By the way, if you are looking for a long lasting and not super expensive laptop- here is the one I use every day for the massive amount of info and work I do: 

HP Pavilion 15 15.6" IPS Touchscreen Full HD (1920x1080) Business Laptop - 8th Gen Intel Quad-Core i5-8250U, 8GB DDR4, 1TB HDD, USB Type-C, FHD IR Webcam, WiFi AC, HDMI, Ethernet RJ-45, Windows 10

5. Find out how you learn
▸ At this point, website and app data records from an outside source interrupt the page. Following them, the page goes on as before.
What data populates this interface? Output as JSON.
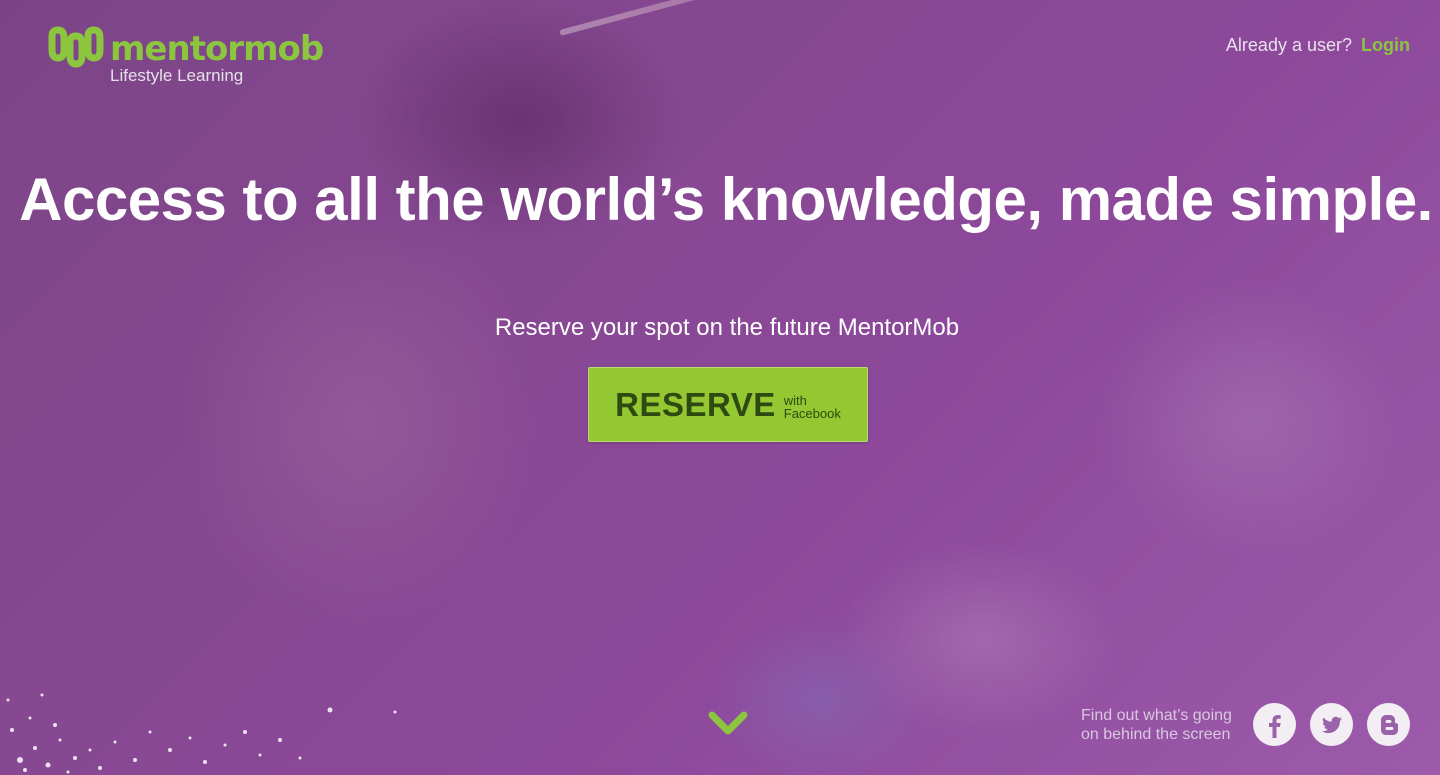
{
  "brand": {
    "name_part1": "mentor",
    "name_part2": "mob",
    "tagline": "Lifestyle Learning",
    "accent_color": "#8cc63f"
  },
  "header": {
    "login_prompt": "Already a user?",
    "login_label": "Login"
  },
  "hero": {
    "headline": "Access to all the world’s knowledge, made simple.",
    "subline": "Reserve your spot on the future MentorMob",
    "reserve_label": "RESERVE",
    "reserve_with": "with",
    "reserve_provider": "Facebook",
    "button_color": "#94c832",
    "overlay_color": "#8a4f94"
  },
  "footer": {
    "text_line1": "Find out what’s going",
    "text_line2": "on behind the screen",
    "social_icons": [
      "facebook-icon",
      "twitter-icon",
      "blogger-icon"
    ]
  }
}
The key to law school studying is the way you learn. I am repeating this point by itself because it changed how I saw law school. Perhaps you know your learning style, and if you do but are struggling to keep up in law school with retaining all the information being thrown at you- then listen up: Learning in law school is like figuring out a puzzle only you can solve. There is only key player, and that is you! You cannot compare yourself to the way others are learning, what others are studying, what they are buying to supplement their learning. I also want to say that there is no shame in asking for help! In fact, I encourage you to find a professor willing to help you outline, figure out how you learn, and review your practice exams. Nonetheless, at the end of the race- everyone is tested the same way but the way you retained that information is up to you. I wish someone would've told me this during my first year of law school, but I am grateful for the mentors I found to help me ace my exams after my first semester failure. 

I want to write the next blog about writing law school exams- but the best way for you to learn is to check out the book "Writing Essay Exams to Succeed in Law School, Not Just Survive."  This book was a game changer and that's how I aced my written exams! Because this method is not taught in school or college, it was super important for me to find out how I could write for my exams. 

6. Narrow down study aids

Getting overwhelmed sucks, everyone has their opinions! Some will love Q&As, case summary books, or nutshell books etc. As a first year, first semester law student- I did not understand how anyone had time to read both the cases assigned AND the supplemental books everyone was recommending to each other. What I learned in my second semester and carried through the rest of law school was this- narrow down what makes sense to you that helps you retain and understand the information. Therefore, what worked for me and what I teach my mentees is this: 

A. Understand the case law assigned by either reading or using a summary study aid of the case, or both. 

B. Fill in your outline as you go, which literally means your first outline will look entirely different than your last outline. 

C. When you do not understand a concept, first go to a study aid- you don't have to use one for every single case you have. I loved reading the "Understanding..." series which were available at my law school library or on amazon. See the list here. Once I understood the concepts, I went back to my outline. If I needed a general idea, then I would refer to a sample outline from Barbri, Kaplan, or Quimbee. 

D. If I needed more clarification, I looked up videos on Quimbee and at any time I had questions- I brought them to my professor. 

This study pattern worked for me, and I want you to understand how your brain works, that you are not alone in this and that although everyone else seems to be thriving- believe me, they are scared and putting up a wall. You are incredible and capable of achieving As and Bs in law school, and you will graduate. As always, if you have questions and would like to see a blog post discussing a topic in depth email me at